Research output: Contribution to Journal/MagazineJournal articlepeer-review

<mark>Journal publication date</mark>10/2003
<mark>Journal</mark>Assessment and Evaluation in Higher Education
Issue number5
Number of pages18
Pages (from-to)471-488
Publication StatusPublished
<mark>Original language</mark>English


This paper reviews the literature on plagiarism by students, much of it based on North American experience, to discover what lessons it holds for institutional policy and practice within institutions of higher education in the UK. It explores seven themes: the meaning and context of plagiarism, the nature of plagiarism by students, how do students perceive plagiarism, how big a problem is student plagiarism, why do students cheat, what challenges are posed by digital plagiarism and is there a need to promote academic integrity? It is concluded that plagiarism is doubtless common and getting more so (particularly with increased access to digital sources, including the Internet), that there are multiple reasons why students plagiarise and that students often rationalise their cheating behaviour and downplay the importance of plagiarism by themselves and their peers. It is also concluded that there is a growing need for UK institutions to develop cohesive frameworks for dealing with student plagiarism that are based on prevention supported by robust detection and penalty systems that are transparent and applied consistently.

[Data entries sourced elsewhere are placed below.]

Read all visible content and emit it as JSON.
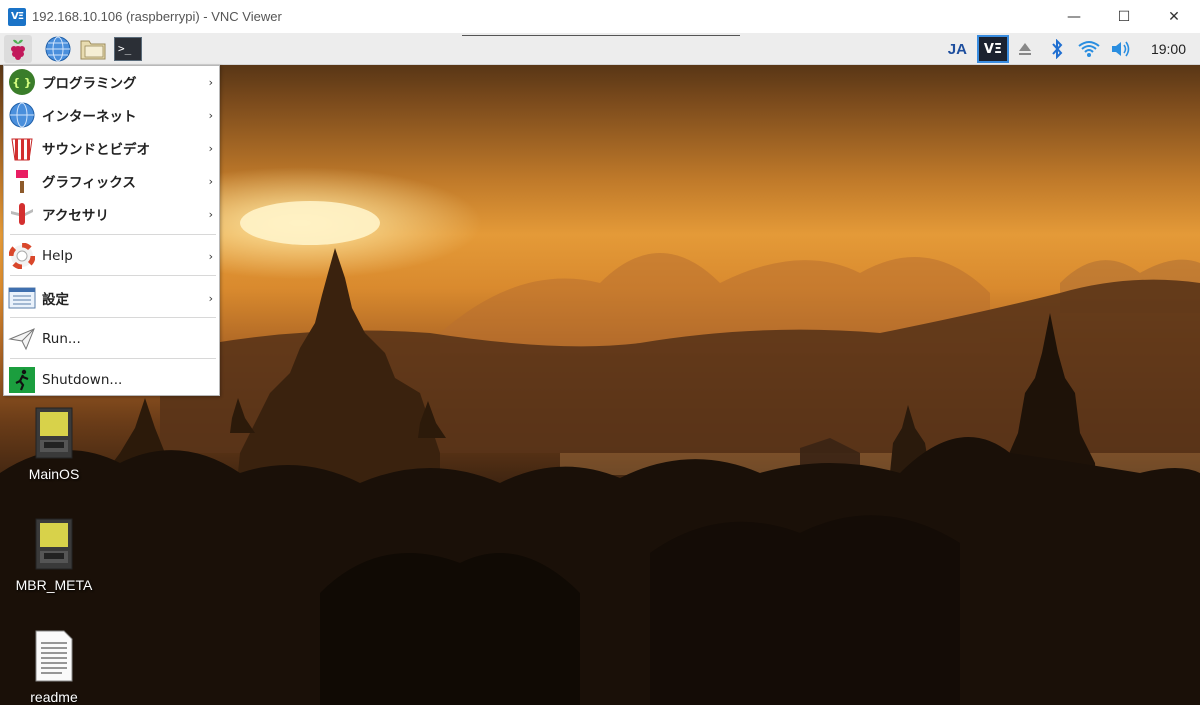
{
  "window": {
    "app_icon_text": "VΞ",
    "title": "192.168.10.106 (raspberrypi) - VNC Viewer",
    "controls": {
      "minimize": "—",
      "maximize": "☐",
      "close": "✕"
    }
  },
  "panel": {
    "launchers": [
      "raspberry-menu",
      "web-browser",
      "file-manager",
      "terminal"
    ],
    "terminal_glyph": ">_",
    "tray": {
      "language": "JA",
      "vnc_icon_text": "VΞ",
      "clock": "19:00"
    }
  },
  "menu": {
    "arrow": "›",
    "items": [
      {
        "label": "プログラミング",
        "icon": "programming-icon",
        "submenu": true
      },
      {
        "label": "インターネット",
        "icon": "internet-icon",
        "submenu": true
      },
      {
        "label": "サウンドとビデオ",
        "icon": "sound-video-icon",
        "submenu": true
      },
      {
        "label": "グラフィックス",
        "icon": "graphics-icon",
        "submenu": true
      },
      {
        "label": "アクセサリ",
        "icon": "accessories-icon",
        "submenu": true
      },
      {
        "label": "Help",
        "icon": "help-icon",
        "submenu": true
      },
      {
        "label": "設定",
        "icon": "settings-icon",
        "submenu": true
      },
      {
        "label": "Run...",
        "icon": "run-icon",
        "submenu": false
      },
      {
        "label": "Shutdown...",
        "icon": "shutdown-icon",
        "submenu": false
      }
    ],
    "programming_glyph": "{ }"
  },
  "desktop": {
    "icons": [
      {
        "label": "MainOS",
        "icon": "sd-card-icon"
      },
      {
        "label": "MBR_META",
        "icon": "sd-card-icon"
      },
      {
        "label": "readme",
        "icon": "text-file-icon"
      }
    ]
  },
  "colors": {
    "accent_blue": "#1d4e9e",
    "vnc_blue": "#1a73c7",
    "panel_bg": "#ededed"
  }
}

Bibliographic note

The final, definitive version of this article has been published in the Journal, Assessment & Evaluation in Higher Education, 28 (5), 2003, © Informa Plc